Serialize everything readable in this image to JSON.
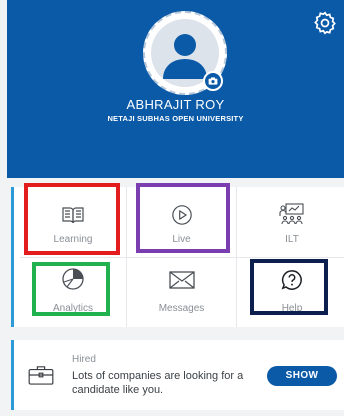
{
  "profile": {
    "name": "ABHRAJIT ROY",
    "university": "NETAJI SUBHAS OPEN UNIVERSITY",
    "settings_icon": "gear-icon",
    "avatar_icon": "user-avatar-icon",
    "camera_icon": "camera-icon"
  },
  "menu": {
    "items": [
      {
        "label": "Learning",
        "icon": "book-icon"
      },
      {
        "label": "Live",
        "icon": "play-circle-icon"
      },
      {
        "label": "ILT",
        "icon": "classroom-icon"
      },
      {
        "label": "Analytics",
        "icon": "pie-chart-icon"
      },
      {
        "label": "Messages",
        "icon": "envelope-icon"
      },
      {
        "label": "Help",
        "icon": "help-bubble-icon"
      }
    ]
  },
  "hired": {
    "title": "Hired",
    "text": "Lots of companies are looking for a candidate like you.",
    "button": "SHOW",
    "icon": "briefcase-icon"
  },
  "colors": {
    "brand_blue": "#0a5aa8",
    "accent_blue": "#2c9ad8",
    "highlight_red": "#e31d1d",
    "highlight_purple": "#7a3eb1",
    "highlight_green": "#21b14e",
    "highlight_navy": "#0c1f4e"
  }
}
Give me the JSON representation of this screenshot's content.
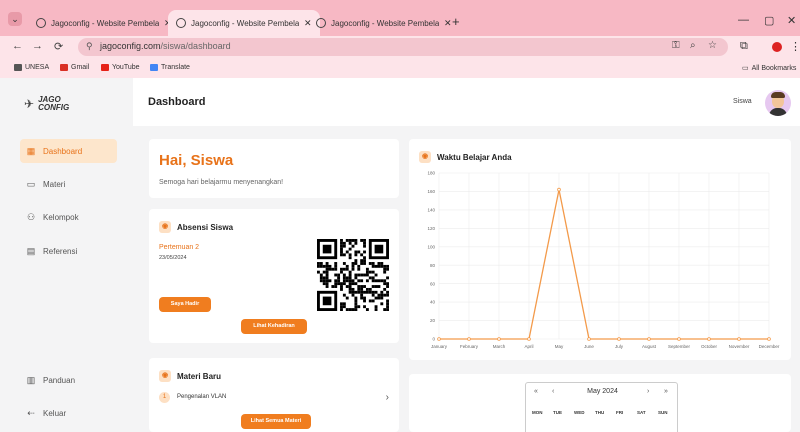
{
  "browser": {
    "tabs": [
      {
        "title": "Jagoconfig - Website Pembelaj...",
        "active": false
      },
      {
        "title": "Jagoconfig - Website Pembelaj...",
        "active": true
      },
      {
        "title": "Jagoconfig - Website Pembelaj...",
        "active": false
      }
    ],
    "close_glyph": "✕",
    "new_tab_glyph": "+",
    "window_controls": [
      "—",
      "▢",
      "✕"
    ],
    "nav": {
      "back": "←",
      "forward": "→",
      "reload": "⟳"
    },
    "url_host": "jagoconfig.com",
    "url_path": "/siswa/dashboard",
    "bookmarks": [
      {
        "label": "UNESA",
        "color": "#555555"
      },
      {
        "label": "Gmail",
        "color": "#d93025"
      },
      {
        "label": "YouTube",
        "color": "#e62117"
      },
      {
        "label": "Translate",
        "color": "#4285f4"
      }
    ],
    "all_bookmarks": "All Bookmarks"
  },
  "brand": {
    "line1": "JAGO",
    "line2": "CONFIG"
  },
  "sidebar": {
    "items": [
      {
        "label": "Dashboard",
        "icon": "grid-icon",
        "glyph": "▦",
        "active": true
      },
      {
        "label": "Materi",
        "icon": "book-icon",
        "glyph": "▭",
        "active": false
      },
      {
        "label": "Kelompok",
        "icon": "group-icon",
        "glyph": "⚇",
        "active": false
      },
      {
        "label": "Referensi",
        "icon": "document-icon",
        "glyph": "▤",
        "active": false
      }
    ],
    "bottom": [
      {
        "label": "Panduan",
        "icon": "guide-icon",
        "glyph": "▥"
      },
      {
        "label": "Keluar",
        "icon": "logout-icon",
        "glyph": "⇠"
      }
    ]
  },
  "header": {
    "title": "Dashboard",
    "user": "Siswa"
  },
  "greeting": {
    "title": "Hai, Siswa",
    "subtitle": "Semoga hari belajarmu menyenangkan!"
  },
  "absensi": {
    "title": "Absensi Siswa",
    "meeting": "Pertemuan 2",
    "date": "23/05/2024",
    "present_button": "Saya Hadir",
    "attendance_button": "Lihat Kehadiran"
  },
  "materi": {
    "title": "Materi Baru",
    "items": [
      {
        "label": "Pengenalan VLAN",
        "number": "1"
      }
    ],
    "all_button": "Lihat Semua Materi"
  },
  "chart_data": {
    "type": "line",
    "title": "Waktu Belajar Anda",
    "categories": [
      "January",
      "February",
      "March",
      "April",
      "May",
      "June",
      "July",
      "August",
      "September",
      "October",
      "November",
      "December"
    ],
    "series": [
      {
        "values": [
          0,
          0,
          0,
          0,
          162,
          0,
          0,
          0,
          0,
          0,
          0,
          0
        ]
      }
    ],
    "ylim": [
      0,
      180
    ],
    "yticks": [
      0,
      20,
      40,
      60,
      80,
      100,
      120,
      140,
      160,
      180
    ],
    "grid": true,
    "color": "#f39a4a"
  },
  "calendar": {
    "title": "May 2024",
    "prev_year": "«",
    "prev_month": "‹",
    "next_month": "›",
    "next_year": "»",
    "weekdays": [
      "MON",
      "TUE",
      "WED",
      "THU",
      "FRI",
      "SAT",
      "SUN"
    ]
  },
  "colors": {
    "accent": "#f07d1f",
    "tab_bar": "#f7b8c4"
  }
}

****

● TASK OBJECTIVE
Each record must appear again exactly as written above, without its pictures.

● RESULT OF THE TASK
Serialize everything readable in this image to JSON.
{
  "profile": {
    "name": "ABHRAJIT ROY",
    "university": "NETAJI SUBHAS OPEN UNIVERSITY",
    "settings_icon": "gear-icon",
    "avatar_icon": "user-avatar-icon",
    "camera_icon": "camera-icon"
  },
  "menu": {
    "items": [
      {
        "label": "Learning",
        "icon": "book-icon"
      },
      {
        "label": "Live",
        "icon": "play-circle-icon"
      },
      {
        "label": "ILT",
        "icon": "classroom-icon"
      },
      {
        "label": "Analytics",
        "icon": "pie-chart-icon"
      },
      {
        "label": "Messages",
        "icon": "envelope-icon"
      },
      {
        "label": "Help",
        "icon": "help-bubble-icon"
      }
    ]
  },
  "hired": {
    "title": "Hired",
    "text": "Lots of companies are looking for a candidate like you.",
    "button": "SHOW",
    "icon": "briefcase-icon"
  },
  "colors": {
    "brand_blue": "#0a5aa8",
    "accent_blue": "#2c9ad8",
    "highlight_red": "#e31d1d",
    "highlight_purple": "#7a3eb1",
    "highlight_green": "#21b14e",
    "highlight_navy": "#0c1f4e"
  }
}
Give me the JSON representation of this screenshot's content.
{
  "browser": {
    "tabs": [
      {
        "title": "Jagoconfig - Website Pembelaj...",
        "active": false
      },
      {
        "title": "Jagoconfig - Website Pembelaj...",
        "active": true
      },
      {
        "title": "Jagoconfig - Website Pembelaj...",
        "active": false
      }
    ],
    "close_glyph": "✕",
    "new_tab_glyph": "+",
    "window_controls": [
      "—",
      "▢",
      "✕"
    ],
    "nav": {
      "back": "←",
      "forward": "→",
      "reload": "⟳"
    },
    "url_host": "jagoconfig.com",
    "url_path": "/siswa/dashboard",
    "bookmarks": [
      {
        "label": "UNESA",
        "color": "#555555"
      },
      {
        "label": "Gmail",
        "color": "#d93025"
      },
      {
        "label": "YouTube",
        "color": "#e62117"
      },
      {
        "label": "Translate",
        "color": "#4285f4"
      }
    ],
    "all_bookmarks": "All Bookmarks"
  },
  "brand": {
    "line1": "JAGO",
    "line2": "CONFIG"
  },
  "sidebar": {
    "items": [
      {
        "label": "Dashboard",
        "icon": "grid-icon",
        "glyph": "▦",
        "active": true
      },
      {
        "label": "Materi",
        "icon": "book-icon",
        "glyph": "▭",
        "active": false
      },
      {
        "label": "Kelompok",
        "icon": "group-icon",
        "glyph": "⚇",
        "active": false
      },
      {
        "label": "Referensi",
        "icon": "document-icon",
        "glyph": "▤",
        "active": false
      }
    ],
    "bottom": [
      {
        "label": "Panduan",
        "icon": "guide-icon",
        "glyph": "▥"
      },
      {
        "label": "Keluar",
        "icon": "logout-icon",
        "glyph": "⇠"
      }
    ]
  },
  "header": {
    "title": "Dashboard",
    "user": "Siswa"
  },
  "greeting": {
    "title": "Hai, Siswa",
    "subtitle": "Semoga hari belajarmu menyenangkan!"
  },
  "absensi": {
    "title": "Absensi Siswa",
    "meeting": "Pertemuan 2",
    "date": "23/05/2024",
    "present_button": "Saya Hadir",
    "attendance_button": "Lihat Kehadiran"
  },
  "materi": {
    "title": "Materi Baru",
    "items": [
      {
        "label": "Pengenalan VLAN",
        "number": "1"
      }
    ],
    "all_button": "Lihat Semua Materi"
  },
  "chart_data": {
    "type": "line",
    "title": "Waktu Belajar Anda",
    "categories": [
      "January",
      "February",
      "March",
      "April",
      "May",
      "June",
      "July",
      "August",
      "September",
      "October",
      "November",
      "December"
    ],
    "series": [
      {
        "values": [
          0,
          0,
          0,
          0,
          162,
          0,
          0,
          0,
          0,
          0,
          0,
          0
        ]
      }
    ],
    "ylim": [
      0,
      180
    ],
    "yticks": [
      0,
      20,
      40,
      60,
      80,
      100,
      120,
      140,
      160,
      180
    ],
    "grid": true,
    "color": "#f39a4a"
  },
  "calendar": {
    "title": "May 2024",
    "prev_year": "«",
    "prev_month": "‹",
    "next_month": "›",
    "next_year": "»",
    "weekdays": [
      "MON",
      "TUE",
      "WED",
      "THU",
      "FRI",
      "SAT",
      "SUN"
    ]
  },
  "colors": {
    "accent": "#f07d1f",
    "tab_bar": "#f7b8c4"
  }
}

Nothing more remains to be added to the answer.